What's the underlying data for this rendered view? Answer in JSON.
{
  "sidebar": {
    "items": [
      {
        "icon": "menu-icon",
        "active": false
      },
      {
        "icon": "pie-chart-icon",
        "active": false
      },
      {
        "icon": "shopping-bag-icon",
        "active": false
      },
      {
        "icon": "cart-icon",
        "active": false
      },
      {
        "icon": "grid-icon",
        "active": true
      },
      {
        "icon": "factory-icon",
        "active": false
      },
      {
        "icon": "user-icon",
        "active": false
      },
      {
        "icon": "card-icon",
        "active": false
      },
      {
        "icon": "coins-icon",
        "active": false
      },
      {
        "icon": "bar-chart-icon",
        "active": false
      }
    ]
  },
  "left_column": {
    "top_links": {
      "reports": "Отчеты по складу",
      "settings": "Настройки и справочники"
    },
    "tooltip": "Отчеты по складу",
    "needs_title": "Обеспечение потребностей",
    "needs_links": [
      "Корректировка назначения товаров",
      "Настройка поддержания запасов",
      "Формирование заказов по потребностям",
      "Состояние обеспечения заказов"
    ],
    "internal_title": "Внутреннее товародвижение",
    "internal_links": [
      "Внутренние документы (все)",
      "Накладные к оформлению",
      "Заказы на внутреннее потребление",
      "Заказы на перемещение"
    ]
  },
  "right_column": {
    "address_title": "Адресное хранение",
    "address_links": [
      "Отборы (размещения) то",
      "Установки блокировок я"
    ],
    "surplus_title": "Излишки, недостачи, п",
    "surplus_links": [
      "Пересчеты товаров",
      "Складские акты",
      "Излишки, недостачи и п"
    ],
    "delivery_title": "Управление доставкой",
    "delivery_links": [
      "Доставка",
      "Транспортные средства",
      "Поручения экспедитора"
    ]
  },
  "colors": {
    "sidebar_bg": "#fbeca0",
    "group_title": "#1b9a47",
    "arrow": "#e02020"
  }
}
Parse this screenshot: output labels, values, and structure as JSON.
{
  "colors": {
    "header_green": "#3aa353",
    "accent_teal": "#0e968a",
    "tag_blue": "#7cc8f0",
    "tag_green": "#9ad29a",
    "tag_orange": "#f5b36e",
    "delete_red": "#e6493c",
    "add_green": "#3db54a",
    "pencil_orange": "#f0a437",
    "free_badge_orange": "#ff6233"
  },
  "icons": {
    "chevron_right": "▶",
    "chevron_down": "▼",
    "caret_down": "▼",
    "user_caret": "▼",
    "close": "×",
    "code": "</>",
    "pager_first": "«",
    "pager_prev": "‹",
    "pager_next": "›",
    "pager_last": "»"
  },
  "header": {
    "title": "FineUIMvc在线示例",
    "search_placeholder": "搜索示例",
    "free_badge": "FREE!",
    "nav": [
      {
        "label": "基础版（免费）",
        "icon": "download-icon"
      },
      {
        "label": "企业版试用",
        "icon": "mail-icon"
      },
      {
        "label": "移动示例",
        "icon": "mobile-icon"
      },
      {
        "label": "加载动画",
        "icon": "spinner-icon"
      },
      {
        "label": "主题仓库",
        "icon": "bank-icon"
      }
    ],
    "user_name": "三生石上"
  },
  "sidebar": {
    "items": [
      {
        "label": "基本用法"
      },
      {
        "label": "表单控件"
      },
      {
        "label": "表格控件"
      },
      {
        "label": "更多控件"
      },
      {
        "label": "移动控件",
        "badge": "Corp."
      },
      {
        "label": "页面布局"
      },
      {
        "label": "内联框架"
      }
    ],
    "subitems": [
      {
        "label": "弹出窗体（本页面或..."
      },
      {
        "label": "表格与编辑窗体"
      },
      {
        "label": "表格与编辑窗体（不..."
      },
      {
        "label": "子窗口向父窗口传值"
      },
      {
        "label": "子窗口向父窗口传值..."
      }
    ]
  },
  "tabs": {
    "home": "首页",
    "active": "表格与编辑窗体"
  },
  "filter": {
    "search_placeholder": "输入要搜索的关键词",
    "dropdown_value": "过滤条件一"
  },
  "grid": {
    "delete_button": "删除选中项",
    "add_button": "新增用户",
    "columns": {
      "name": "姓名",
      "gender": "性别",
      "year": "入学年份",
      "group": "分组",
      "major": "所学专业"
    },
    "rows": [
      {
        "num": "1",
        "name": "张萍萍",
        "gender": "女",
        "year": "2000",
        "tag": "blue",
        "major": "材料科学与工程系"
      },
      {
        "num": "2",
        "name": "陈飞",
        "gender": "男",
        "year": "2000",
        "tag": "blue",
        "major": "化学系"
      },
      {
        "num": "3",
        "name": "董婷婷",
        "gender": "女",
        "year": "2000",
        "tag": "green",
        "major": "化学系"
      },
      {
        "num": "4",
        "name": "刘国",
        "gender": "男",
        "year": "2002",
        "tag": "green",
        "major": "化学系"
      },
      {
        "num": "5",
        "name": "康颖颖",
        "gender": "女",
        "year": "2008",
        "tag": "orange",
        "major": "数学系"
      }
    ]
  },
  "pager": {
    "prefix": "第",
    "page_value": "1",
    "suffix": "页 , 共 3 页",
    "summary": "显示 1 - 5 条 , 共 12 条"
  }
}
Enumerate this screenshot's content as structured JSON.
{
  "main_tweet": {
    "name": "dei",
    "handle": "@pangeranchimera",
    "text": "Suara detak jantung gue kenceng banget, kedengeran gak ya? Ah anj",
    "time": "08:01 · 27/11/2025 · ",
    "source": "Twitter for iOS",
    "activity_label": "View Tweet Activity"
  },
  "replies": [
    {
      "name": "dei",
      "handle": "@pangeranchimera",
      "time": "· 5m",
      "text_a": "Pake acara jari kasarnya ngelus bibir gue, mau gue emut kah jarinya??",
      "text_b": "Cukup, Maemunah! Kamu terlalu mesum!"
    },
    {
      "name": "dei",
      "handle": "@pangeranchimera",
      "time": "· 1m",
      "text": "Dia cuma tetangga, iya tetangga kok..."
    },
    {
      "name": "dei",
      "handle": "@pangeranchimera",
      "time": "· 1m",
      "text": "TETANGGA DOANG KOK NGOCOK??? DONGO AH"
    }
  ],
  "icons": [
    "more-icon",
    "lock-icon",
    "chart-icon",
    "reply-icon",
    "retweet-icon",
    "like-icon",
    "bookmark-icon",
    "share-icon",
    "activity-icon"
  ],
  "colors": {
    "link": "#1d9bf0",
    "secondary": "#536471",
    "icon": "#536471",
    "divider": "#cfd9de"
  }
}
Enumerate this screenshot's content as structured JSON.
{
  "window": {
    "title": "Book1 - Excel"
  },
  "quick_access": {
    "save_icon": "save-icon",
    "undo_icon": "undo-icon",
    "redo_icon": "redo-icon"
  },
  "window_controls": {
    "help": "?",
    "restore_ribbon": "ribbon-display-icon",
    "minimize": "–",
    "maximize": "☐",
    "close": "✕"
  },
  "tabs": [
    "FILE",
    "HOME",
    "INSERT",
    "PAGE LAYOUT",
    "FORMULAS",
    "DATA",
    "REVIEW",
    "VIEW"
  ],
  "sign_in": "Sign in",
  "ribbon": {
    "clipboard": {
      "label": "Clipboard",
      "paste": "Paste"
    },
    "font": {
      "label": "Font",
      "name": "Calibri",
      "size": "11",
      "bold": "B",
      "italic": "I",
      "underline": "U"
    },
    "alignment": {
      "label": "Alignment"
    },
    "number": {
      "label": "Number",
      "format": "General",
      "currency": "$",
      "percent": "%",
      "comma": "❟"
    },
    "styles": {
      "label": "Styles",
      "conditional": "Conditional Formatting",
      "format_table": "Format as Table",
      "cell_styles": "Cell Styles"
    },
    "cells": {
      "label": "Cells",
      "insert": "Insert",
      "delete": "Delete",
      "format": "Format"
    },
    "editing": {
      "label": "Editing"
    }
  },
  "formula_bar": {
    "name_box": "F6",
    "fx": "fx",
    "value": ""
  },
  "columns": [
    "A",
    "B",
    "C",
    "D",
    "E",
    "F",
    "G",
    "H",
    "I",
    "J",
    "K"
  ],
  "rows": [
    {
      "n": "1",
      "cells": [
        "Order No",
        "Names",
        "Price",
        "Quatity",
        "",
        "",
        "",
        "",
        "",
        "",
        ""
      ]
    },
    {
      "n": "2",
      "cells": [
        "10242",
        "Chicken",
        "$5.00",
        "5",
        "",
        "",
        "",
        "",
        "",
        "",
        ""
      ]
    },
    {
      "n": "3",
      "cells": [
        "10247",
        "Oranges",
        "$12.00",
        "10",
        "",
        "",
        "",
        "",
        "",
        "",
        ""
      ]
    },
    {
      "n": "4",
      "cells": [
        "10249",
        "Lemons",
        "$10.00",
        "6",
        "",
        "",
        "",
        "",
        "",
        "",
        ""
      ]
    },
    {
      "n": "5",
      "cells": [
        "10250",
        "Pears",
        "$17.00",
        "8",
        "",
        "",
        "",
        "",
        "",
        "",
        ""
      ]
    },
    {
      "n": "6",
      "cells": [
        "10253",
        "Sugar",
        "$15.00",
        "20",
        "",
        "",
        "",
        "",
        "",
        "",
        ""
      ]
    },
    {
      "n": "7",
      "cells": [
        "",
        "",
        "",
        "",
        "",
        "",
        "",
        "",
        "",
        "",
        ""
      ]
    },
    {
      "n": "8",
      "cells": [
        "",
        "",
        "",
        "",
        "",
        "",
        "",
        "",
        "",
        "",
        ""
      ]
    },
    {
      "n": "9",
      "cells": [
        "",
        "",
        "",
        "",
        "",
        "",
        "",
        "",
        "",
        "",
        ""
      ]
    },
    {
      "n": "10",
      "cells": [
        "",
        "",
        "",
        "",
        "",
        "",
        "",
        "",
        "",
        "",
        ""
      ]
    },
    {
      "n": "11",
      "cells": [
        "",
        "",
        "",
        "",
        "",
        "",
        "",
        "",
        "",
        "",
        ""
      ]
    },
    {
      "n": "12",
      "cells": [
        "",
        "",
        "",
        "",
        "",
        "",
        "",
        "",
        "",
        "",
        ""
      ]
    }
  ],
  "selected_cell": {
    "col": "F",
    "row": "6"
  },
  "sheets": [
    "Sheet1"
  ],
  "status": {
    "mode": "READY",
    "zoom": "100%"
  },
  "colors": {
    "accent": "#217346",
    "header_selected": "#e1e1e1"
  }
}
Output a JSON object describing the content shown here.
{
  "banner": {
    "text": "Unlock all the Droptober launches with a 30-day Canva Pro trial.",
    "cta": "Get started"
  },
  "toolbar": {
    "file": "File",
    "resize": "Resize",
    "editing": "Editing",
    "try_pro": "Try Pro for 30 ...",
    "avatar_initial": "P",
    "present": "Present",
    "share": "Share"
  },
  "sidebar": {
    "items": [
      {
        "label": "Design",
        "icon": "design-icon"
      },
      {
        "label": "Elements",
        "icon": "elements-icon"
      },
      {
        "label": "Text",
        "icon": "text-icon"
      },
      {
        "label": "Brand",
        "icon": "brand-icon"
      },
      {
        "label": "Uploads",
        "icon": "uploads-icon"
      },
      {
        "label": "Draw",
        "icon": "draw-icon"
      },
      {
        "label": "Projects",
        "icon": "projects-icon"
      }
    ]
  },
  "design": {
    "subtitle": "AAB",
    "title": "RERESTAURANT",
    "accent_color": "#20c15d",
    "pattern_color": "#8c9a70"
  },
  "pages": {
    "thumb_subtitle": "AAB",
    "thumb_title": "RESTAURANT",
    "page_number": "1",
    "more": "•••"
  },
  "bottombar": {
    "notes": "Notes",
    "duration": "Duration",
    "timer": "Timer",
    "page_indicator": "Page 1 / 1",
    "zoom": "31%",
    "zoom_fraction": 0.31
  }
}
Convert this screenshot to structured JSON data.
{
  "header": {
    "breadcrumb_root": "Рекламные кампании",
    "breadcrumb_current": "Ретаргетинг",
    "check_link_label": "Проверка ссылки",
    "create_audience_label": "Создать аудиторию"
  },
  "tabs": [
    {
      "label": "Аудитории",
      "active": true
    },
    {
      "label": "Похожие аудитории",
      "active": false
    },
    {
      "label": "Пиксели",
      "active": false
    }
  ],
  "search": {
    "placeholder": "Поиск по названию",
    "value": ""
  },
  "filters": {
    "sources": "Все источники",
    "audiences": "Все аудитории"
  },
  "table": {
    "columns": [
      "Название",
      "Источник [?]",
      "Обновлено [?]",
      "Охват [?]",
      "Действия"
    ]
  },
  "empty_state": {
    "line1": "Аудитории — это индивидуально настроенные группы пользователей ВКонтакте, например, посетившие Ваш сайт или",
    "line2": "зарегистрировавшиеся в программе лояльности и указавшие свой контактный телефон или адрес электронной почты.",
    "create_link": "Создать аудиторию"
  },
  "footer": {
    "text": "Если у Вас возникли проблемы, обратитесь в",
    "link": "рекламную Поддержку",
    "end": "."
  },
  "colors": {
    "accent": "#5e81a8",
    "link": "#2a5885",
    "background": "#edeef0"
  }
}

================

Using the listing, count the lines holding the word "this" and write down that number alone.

5